**Listed records**
****************************************

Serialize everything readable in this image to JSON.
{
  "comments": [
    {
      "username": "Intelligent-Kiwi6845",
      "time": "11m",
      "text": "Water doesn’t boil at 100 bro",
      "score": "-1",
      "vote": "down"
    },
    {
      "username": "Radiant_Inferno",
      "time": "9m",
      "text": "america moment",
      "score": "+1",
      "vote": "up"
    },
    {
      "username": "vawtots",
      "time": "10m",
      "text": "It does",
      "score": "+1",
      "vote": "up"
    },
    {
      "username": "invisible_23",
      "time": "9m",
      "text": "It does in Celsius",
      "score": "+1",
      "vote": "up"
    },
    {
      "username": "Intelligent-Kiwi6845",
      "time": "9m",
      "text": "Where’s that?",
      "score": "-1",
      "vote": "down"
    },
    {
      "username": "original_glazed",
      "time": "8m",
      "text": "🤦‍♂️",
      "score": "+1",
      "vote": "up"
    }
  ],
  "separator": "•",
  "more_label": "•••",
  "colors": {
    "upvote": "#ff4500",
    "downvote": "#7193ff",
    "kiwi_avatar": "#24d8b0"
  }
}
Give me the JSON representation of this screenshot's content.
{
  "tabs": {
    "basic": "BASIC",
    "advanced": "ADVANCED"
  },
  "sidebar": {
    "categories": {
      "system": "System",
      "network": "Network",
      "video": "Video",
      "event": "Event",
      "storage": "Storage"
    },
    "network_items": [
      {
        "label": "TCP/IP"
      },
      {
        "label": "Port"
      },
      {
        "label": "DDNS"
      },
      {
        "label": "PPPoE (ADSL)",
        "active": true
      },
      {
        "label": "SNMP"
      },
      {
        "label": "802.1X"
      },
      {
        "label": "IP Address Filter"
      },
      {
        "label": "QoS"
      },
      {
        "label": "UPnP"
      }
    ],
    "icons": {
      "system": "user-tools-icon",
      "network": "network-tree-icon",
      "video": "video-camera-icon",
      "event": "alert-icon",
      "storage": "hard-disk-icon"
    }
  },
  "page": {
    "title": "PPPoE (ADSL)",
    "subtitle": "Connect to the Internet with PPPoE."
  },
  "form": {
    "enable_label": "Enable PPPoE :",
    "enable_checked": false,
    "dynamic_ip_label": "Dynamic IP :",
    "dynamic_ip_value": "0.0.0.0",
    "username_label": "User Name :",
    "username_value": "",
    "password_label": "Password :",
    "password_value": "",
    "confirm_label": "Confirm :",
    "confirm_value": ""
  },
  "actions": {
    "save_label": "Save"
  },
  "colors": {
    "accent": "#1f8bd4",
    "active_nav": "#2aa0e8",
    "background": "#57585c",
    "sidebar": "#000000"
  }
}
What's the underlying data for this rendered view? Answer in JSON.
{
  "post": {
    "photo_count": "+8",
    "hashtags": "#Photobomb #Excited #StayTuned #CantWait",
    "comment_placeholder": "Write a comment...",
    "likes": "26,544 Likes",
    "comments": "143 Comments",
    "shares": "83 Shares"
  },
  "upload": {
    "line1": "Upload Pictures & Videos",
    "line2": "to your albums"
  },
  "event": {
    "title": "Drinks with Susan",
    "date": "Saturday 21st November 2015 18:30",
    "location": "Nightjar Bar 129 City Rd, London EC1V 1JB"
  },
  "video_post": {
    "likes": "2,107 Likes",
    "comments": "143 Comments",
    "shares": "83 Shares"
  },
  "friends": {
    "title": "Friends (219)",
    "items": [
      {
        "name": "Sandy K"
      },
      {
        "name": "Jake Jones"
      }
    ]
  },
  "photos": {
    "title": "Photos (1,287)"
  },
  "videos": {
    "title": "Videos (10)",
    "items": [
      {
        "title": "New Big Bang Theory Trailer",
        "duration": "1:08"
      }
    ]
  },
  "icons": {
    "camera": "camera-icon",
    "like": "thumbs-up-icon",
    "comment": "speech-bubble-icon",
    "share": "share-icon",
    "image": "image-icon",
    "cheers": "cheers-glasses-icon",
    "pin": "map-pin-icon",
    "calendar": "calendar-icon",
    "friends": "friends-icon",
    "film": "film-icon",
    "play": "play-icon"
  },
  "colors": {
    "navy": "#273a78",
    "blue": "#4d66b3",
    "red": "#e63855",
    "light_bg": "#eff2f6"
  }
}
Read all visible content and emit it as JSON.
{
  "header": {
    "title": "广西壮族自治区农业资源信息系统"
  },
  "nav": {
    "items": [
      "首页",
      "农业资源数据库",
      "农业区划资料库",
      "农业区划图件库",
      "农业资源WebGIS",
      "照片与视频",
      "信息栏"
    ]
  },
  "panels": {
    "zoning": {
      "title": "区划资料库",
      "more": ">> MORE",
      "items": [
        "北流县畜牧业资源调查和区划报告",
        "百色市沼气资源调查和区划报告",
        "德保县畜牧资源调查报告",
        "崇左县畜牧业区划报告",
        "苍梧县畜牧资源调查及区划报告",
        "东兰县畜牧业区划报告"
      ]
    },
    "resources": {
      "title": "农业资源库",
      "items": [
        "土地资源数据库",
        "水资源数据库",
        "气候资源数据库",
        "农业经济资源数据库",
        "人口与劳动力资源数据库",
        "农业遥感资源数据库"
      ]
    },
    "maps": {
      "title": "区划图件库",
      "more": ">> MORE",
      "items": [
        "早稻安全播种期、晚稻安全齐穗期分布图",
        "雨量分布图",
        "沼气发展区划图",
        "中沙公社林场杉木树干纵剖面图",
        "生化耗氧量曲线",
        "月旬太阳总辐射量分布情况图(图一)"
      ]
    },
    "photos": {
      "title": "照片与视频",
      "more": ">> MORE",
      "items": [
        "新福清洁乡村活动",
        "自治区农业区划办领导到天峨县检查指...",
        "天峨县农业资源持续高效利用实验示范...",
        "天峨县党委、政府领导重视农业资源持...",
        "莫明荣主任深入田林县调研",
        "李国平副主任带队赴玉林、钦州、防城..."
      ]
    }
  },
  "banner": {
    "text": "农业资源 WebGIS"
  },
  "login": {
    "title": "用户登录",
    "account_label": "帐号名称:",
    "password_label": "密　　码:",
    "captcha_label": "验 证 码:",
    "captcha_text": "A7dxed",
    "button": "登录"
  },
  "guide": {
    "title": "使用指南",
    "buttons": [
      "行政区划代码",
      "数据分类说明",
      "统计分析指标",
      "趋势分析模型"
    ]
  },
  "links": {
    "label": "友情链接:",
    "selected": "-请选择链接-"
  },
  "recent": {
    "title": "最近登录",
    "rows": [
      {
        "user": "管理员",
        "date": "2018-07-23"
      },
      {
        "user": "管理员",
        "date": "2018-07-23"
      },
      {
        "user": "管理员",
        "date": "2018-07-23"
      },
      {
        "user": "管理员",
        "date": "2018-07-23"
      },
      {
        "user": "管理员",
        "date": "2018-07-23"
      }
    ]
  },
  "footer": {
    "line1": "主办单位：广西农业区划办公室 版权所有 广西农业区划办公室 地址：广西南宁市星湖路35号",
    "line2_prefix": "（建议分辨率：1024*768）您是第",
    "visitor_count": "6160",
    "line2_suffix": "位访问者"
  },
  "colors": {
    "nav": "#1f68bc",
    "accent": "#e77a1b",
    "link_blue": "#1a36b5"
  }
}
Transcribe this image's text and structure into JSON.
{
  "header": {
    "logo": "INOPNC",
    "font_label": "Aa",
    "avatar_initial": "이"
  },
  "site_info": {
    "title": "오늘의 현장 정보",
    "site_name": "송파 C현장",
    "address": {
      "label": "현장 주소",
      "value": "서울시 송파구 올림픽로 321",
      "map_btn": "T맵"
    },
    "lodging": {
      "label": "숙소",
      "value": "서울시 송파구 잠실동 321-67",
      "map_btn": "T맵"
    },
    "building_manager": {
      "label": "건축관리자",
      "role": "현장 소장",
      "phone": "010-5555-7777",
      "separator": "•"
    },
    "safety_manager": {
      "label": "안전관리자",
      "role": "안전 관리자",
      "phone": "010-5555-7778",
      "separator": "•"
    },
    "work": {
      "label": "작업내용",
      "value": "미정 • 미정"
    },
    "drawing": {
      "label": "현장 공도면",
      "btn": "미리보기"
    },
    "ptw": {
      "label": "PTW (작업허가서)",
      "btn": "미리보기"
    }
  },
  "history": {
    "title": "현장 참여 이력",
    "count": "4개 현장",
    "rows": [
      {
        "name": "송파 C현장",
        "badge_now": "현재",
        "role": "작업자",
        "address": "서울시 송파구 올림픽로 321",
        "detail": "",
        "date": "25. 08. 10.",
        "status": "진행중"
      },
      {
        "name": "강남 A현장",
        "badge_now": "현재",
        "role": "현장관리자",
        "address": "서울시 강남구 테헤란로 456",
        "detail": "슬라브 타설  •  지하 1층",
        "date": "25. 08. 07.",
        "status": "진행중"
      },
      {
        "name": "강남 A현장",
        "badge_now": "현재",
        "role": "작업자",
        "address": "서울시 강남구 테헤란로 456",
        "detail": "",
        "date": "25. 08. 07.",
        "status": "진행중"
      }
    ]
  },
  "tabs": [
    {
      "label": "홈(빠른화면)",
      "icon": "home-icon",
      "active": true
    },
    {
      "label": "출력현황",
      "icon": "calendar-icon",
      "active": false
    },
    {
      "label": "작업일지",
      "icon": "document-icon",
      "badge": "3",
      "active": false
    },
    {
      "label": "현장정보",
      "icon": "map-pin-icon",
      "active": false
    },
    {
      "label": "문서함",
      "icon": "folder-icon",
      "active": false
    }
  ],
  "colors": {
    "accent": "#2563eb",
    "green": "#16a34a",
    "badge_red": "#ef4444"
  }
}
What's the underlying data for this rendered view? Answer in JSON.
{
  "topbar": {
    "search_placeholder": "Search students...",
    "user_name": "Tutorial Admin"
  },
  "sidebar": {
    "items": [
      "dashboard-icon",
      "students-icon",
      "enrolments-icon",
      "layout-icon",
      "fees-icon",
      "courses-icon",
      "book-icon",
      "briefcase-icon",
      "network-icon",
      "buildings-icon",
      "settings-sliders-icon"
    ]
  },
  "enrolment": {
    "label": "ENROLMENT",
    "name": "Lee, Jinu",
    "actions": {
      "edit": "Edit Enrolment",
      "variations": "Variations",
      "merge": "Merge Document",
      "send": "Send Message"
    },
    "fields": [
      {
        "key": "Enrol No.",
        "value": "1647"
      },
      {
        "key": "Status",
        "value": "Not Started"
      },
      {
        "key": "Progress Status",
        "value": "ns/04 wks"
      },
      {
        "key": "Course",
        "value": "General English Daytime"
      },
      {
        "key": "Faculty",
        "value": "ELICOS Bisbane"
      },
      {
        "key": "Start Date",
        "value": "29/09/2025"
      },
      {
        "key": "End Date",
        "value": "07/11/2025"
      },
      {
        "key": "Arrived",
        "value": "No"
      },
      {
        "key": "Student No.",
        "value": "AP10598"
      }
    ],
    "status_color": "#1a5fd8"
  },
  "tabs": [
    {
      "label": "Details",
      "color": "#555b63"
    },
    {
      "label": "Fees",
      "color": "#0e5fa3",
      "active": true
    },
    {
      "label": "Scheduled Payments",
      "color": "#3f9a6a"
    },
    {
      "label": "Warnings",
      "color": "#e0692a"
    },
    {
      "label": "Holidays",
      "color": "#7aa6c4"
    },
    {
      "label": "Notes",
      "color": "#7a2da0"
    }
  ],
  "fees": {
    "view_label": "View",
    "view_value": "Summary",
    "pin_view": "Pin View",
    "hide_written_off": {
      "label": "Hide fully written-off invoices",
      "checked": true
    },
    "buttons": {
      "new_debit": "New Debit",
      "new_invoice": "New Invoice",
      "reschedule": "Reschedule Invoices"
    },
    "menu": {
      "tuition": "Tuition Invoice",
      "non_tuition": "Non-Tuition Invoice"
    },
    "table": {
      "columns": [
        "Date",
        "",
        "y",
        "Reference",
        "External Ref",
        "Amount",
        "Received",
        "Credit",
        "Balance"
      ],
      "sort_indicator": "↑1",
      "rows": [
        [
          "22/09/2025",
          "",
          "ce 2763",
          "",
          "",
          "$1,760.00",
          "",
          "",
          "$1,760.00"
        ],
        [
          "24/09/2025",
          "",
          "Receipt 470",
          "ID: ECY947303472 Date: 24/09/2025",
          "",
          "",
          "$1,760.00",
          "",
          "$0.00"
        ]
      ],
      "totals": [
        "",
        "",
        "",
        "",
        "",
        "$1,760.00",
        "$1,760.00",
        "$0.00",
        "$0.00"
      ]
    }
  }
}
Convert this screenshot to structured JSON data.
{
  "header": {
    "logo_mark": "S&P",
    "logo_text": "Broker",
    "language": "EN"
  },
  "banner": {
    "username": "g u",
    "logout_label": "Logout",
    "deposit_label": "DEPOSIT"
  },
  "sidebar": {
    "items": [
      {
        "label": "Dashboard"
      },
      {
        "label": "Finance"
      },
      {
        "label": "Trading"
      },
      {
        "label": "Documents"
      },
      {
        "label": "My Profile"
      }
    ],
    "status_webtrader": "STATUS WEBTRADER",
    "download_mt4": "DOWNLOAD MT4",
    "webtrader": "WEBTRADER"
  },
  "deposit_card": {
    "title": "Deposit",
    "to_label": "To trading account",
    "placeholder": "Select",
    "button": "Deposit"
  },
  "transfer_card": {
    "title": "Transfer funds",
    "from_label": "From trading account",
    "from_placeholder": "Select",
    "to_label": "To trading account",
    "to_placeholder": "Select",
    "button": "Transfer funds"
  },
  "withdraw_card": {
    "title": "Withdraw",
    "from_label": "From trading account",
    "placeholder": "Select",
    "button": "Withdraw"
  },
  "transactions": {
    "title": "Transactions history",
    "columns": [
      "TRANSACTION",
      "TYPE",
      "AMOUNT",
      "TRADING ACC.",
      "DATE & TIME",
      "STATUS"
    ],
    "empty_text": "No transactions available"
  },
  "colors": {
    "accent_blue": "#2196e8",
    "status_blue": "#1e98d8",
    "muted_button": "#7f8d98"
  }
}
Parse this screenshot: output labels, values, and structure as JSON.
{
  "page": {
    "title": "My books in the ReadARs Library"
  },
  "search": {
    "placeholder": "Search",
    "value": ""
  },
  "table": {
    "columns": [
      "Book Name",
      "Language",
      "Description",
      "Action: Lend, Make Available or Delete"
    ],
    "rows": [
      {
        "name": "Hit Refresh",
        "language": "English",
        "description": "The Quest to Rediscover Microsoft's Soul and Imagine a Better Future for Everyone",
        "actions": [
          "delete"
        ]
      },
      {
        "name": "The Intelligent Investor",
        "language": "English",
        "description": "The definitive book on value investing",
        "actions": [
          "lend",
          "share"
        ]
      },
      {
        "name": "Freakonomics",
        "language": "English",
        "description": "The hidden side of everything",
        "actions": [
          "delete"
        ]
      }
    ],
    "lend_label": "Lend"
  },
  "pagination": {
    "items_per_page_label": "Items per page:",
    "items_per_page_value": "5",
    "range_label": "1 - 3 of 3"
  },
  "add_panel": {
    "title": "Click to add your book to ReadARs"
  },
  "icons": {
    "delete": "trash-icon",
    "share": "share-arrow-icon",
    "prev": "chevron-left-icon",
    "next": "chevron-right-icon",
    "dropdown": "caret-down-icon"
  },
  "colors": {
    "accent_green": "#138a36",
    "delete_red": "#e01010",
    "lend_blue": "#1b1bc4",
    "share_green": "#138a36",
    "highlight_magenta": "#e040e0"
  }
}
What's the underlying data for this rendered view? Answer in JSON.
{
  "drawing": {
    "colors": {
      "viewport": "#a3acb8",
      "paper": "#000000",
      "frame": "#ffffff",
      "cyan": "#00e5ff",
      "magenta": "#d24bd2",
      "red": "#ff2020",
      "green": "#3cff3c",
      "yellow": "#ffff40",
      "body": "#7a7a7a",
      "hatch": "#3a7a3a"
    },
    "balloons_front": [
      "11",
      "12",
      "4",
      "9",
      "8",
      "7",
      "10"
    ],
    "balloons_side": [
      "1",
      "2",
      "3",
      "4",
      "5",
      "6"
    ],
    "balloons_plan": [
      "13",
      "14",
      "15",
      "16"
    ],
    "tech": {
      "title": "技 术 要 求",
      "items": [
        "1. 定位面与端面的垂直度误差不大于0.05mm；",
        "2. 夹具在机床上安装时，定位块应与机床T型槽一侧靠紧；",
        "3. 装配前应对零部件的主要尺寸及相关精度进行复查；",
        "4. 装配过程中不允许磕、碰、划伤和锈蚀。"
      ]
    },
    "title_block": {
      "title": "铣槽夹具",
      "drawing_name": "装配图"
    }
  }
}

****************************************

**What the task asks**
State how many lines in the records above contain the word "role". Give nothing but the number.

**Your response**
5